CHWs have the opportunity to provide wider support on the psycho-social determinants of health in these communities, though this was not easily quantified. Where households could be directed to get a birth certificate for a child or an identity document for an elderly person, it meant access to financial support through various welfare grants in South Africa. Accessing these grants would mean access to food, money for medicines, schooling and other essentials. Even though South Africa emphasized a primary health care approach in health policies from 1994; PHC delivery was more curative and clinician driven, with less emphasis on psycho-social services. In discussions with CHW teams they emphasized what they believed is their critical contribution to addressing psycho-social challenges, however no data is collected to support this. Provision of social support reinforces the credibility of CHWs in households leading to improved household relationships.  The mechanisms by which CHWs influence heath behaviour change over time, possibly through this social support, are part of the puzzle of understanding their role, Fig. 14. Future research should explore this aspect further.

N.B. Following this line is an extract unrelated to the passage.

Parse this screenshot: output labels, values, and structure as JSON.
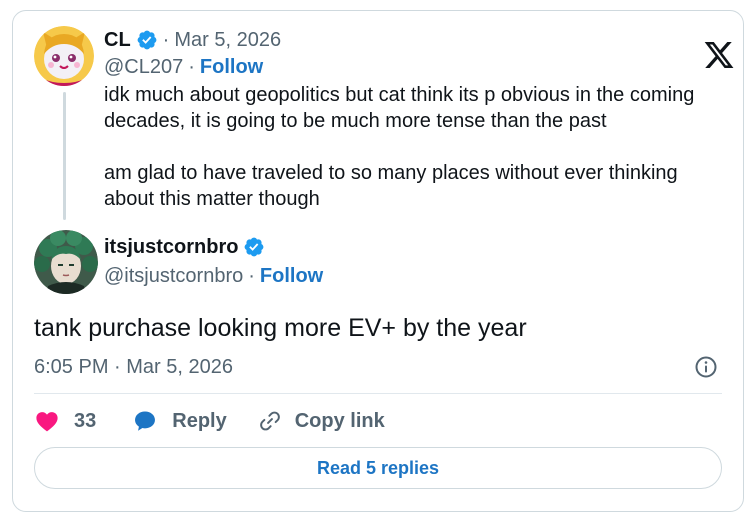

Over the years, Ekurhuleni clinics have realized the value of CHW teams as the foot soldiers of the health service within the community. This perception translates to believing that they are the solution to most community related challenges affecting the health system. While the results of this study did not explore nor indicate this, evidence shows that overloading CHWs with too many activities can make them inefficient in their daily tasks. Current workloads with simple tasks and messages across health conditions are reasonable for optimized performance.
There was some reduction in performance of team activities during 2018-19. This is likely to have been caused by two issues. The district was a pilot site for a national standardized training program. Secondly, CHWs were agitating to be made permanent staff. Both these affected household visits in that year. In April 2020, the CHWs in Ekurhuleni were made permanent with salaries, benefits and job security; so performance is expected to improve in subsequent years.
Limitations of this study include that we did not explore quality or retention in care. And although we did not also compare with other districts, South Africa publishes an annual district health barometer each year, which showed that Ekurhuleni had improved in many areas of maternal, child health, TB and HIV.